» **SUPPLIED INFORMATION**:
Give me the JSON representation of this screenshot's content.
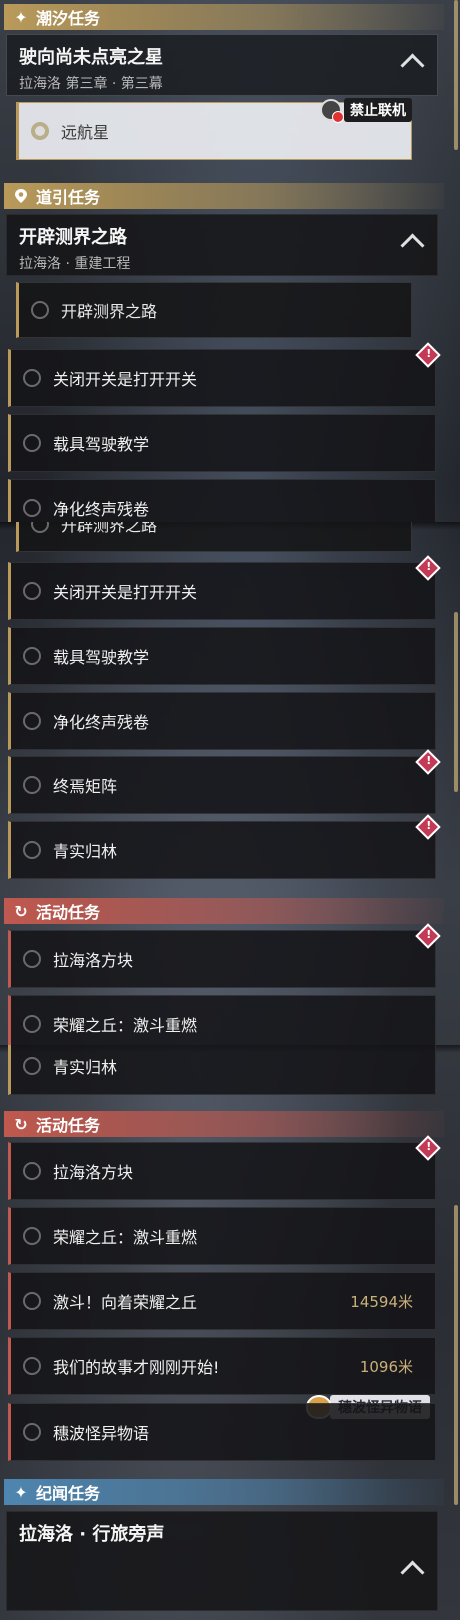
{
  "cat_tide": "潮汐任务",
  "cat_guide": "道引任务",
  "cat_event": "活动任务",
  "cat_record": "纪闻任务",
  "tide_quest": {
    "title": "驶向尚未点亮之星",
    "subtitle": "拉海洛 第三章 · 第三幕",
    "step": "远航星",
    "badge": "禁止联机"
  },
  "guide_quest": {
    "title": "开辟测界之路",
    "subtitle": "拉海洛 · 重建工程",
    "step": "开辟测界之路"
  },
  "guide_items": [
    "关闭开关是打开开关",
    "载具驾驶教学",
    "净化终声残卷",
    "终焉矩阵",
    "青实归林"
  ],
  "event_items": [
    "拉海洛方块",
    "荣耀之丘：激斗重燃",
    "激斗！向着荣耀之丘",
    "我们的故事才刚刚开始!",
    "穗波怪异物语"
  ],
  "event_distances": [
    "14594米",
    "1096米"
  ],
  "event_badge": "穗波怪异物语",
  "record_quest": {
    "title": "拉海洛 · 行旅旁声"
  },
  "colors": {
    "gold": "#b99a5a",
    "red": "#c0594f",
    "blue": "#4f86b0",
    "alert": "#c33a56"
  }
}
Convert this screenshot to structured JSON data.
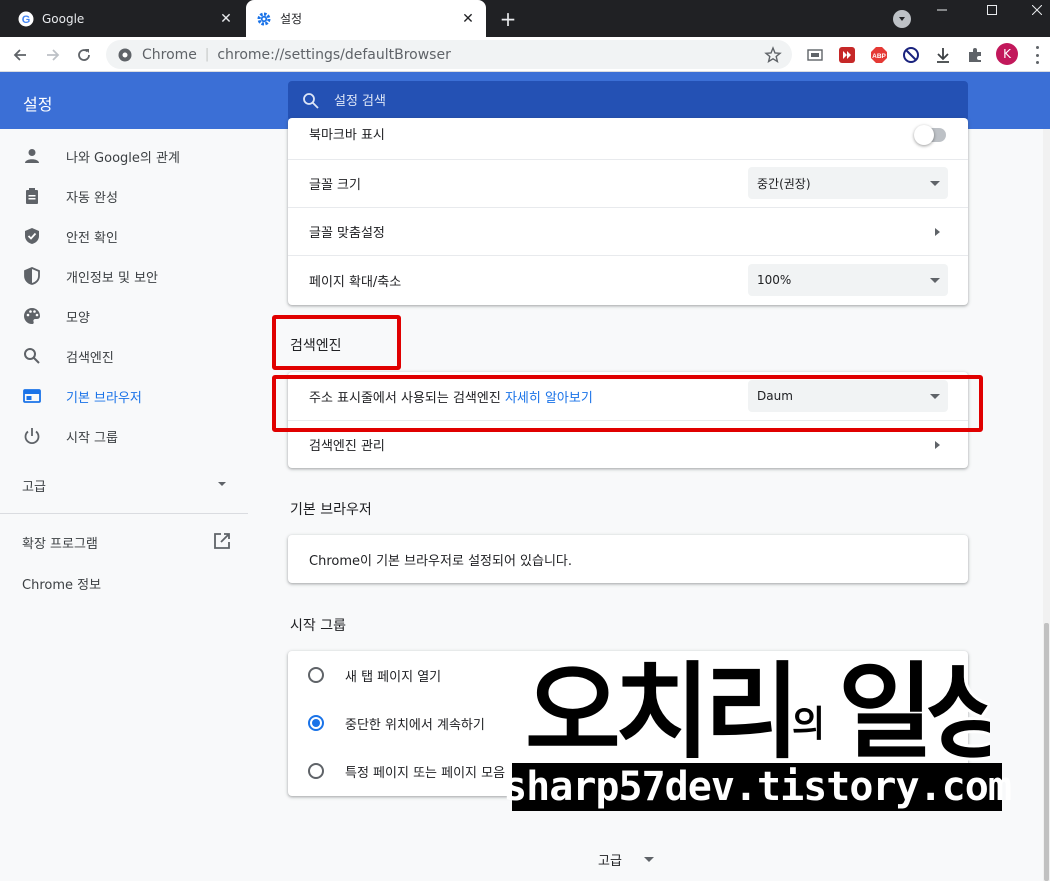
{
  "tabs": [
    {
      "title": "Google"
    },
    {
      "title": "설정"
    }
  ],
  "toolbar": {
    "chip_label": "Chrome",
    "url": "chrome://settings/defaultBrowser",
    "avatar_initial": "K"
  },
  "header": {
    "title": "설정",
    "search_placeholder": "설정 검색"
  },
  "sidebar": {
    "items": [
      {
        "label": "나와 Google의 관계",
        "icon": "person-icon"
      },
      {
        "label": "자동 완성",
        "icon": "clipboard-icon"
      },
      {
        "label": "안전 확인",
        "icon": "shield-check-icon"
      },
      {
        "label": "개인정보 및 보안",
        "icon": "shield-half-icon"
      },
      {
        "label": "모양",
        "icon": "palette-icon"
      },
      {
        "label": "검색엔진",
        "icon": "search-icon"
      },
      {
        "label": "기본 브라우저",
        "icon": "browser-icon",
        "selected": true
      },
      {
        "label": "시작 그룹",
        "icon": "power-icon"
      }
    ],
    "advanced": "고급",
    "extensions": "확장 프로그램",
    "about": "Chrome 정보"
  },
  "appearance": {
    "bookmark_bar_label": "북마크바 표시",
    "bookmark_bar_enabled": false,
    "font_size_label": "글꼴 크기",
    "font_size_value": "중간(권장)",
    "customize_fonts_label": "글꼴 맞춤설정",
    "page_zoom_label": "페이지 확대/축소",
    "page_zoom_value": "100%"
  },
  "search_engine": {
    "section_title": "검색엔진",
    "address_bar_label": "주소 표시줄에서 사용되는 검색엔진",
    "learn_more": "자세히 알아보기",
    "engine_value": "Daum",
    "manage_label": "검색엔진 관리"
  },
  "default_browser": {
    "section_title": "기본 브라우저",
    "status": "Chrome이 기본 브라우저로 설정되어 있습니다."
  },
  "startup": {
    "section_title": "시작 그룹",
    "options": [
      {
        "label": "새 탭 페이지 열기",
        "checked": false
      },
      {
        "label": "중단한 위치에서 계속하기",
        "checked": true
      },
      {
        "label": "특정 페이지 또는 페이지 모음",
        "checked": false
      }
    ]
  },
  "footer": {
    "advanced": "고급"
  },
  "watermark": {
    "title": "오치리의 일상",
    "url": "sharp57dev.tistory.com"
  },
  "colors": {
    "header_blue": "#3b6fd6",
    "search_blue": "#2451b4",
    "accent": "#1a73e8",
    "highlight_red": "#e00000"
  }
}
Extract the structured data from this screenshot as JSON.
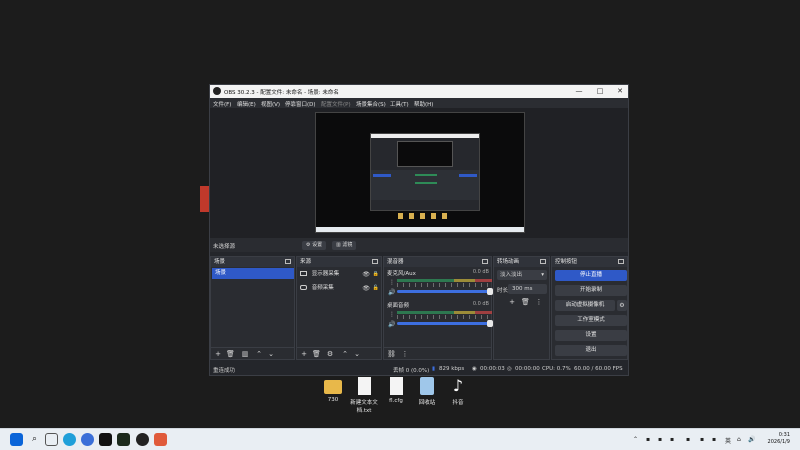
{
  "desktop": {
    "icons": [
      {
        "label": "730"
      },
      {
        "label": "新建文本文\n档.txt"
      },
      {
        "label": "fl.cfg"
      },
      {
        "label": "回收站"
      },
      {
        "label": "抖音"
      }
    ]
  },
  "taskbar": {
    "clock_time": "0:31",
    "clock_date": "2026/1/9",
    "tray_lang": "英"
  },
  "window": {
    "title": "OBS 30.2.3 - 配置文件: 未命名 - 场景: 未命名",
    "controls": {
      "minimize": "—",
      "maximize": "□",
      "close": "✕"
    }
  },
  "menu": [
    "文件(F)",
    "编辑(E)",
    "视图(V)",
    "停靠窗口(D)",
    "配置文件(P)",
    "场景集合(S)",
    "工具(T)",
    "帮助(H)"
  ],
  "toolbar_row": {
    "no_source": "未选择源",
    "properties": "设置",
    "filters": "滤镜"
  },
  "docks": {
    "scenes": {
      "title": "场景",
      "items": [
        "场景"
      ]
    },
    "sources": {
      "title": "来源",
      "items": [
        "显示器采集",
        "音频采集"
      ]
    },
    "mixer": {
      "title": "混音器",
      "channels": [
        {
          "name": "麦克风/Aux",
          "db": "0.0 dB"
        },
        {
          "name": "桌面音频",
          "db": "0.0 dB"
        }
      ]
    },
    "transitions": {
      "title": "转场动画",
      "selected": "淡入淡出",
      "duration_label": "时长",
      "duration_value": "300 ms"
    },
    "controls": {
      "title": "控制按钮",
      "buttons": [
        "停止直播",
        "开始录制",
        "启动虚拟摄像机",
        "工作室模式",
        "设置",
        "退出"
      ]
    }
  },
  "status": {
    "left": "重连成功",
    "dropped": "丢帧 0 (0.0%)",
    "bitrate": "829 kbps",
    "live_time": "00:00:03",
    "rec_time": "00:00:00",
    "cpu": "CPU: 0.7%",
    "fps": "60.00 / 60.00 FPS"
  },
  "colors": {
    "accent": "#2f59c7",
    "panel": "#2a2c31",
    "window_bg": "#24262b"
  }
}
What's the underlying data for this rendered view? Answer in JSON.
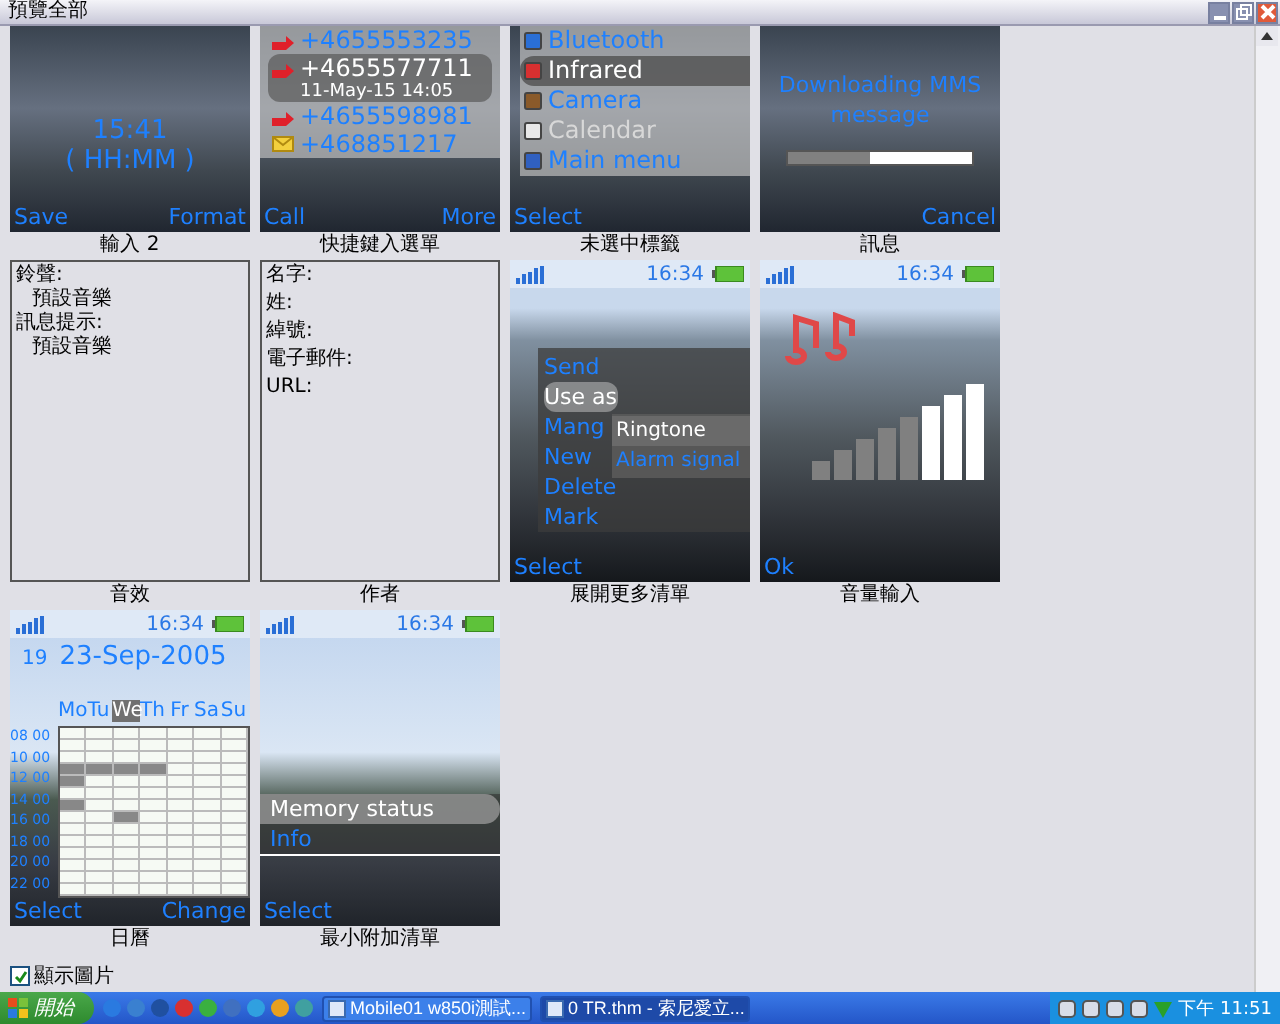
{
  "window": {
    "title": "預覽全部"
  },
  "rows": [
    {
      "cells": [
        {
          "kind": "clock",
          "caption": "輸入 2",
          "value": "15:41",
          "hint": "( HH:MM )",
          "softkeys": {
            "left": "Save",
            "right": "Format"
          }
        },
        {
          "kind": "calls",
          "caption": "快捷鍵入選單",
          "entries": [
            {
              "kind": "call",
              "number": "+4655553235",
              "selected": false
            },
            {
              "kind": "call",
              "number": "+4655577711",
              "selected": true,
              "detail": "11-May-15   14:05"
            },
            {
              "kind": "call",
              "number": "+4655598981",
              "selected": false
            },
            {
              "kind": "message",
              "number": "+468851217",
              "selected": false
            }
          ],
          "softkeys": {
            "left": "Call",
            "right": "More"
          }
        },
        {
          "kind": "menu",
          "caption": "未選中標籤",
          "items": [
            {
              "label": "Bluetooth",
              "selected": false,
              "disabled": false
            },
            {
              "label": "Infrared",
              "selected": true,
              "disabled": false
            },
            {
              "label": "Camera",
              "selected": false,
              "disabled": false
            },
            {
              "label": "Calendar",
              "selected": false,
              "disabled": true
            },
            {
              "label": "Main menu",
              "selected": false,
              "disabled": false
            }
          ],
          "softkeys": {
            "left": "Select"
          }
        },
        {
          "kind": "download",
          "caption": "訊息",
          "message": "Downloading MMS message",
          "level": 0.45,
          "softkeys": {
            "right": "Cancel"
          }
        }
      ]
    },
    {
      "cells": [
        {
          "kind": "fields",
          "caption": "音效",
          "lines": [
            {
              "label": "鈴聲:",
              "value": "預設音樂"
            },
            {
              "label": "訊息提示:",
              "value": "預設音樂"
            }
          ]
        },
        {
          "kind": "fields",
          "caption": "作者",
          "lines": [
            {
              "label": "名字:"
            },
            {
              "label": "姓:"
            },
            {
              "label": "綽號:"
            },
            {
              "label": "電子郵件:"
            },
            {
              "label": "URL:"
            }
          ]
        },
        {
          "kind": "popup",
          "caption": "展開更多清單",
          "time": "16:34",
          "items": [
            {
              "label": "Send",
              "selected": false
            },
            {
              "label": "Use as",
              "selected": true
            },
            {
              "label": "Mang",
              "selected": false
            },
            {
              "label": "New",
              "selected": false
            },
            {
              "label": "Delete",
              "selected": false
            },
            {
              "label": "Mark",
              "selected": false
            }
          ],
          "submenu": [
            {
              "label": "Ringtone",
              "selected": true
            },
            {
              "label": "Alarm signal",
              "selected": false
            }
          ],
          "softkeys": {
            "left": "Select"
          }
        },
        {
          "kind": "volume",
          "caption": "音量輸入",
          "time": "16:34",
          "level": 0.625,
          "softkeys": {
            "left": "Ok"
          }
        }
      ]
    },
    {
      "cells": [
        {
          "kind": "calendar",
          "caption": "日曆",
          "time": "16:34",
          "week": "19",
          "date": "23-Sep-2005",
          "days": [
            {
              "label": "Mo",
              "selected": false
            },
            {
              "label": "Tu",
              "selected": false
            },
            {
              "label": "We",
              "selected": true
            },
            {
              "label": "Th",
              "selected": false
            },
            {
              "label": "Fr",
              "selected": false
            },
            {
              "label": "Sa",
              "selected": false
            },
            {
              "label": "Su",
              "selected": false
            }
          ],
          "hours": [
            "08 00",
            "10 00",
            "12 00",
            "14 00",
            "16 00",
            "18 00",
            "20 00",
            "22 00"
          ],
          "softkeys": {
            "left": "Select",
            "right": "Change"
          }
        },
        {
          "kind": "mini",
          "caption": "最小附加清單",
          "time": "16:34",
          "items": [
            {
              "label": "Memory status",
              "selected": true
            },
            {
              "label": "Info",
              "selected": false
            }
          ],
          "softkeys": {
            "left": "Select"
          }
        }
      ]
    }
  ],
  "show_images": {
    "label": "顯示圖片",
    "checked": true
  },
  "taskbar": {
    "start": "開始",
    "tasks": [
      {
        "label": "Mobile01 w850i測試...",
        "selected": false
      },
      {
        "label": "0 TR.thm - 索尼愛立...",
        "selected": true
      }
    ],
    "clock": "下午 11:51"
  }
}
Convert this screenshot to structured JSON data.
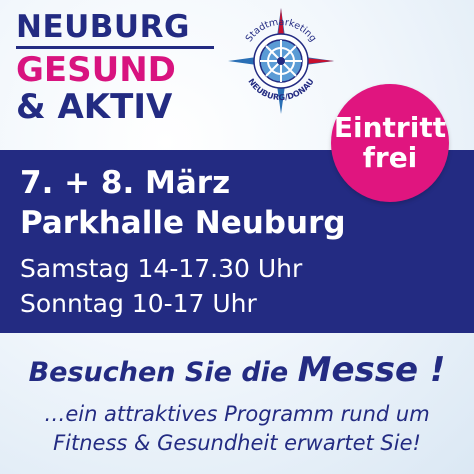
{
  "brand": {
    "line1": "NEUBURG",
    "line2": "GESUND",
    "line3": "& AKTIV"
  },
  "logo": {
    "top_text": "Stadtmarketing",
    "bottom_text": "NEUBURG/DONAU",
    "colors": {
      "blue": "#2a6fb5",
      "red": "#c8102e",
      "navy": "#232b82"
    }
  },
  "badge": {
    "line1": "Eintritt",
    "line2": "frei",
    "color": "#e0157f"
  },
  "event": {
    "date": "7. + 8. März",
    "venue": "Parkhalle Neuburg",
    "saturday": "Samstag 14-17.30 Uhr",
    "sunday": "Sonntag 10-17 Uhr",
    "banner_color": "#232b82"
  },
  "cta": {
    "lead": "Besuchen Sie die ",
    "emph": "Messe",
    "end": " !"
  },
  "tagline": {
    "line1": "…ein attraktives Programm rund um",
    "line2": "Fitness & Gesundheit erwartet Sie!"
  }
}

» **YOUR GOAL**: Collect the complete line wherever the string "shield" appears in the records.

» **SOLUTION FOR THIS EXERCISE**:
        "icon": "shield-check-icon"
        "icon": "shield-half-icon"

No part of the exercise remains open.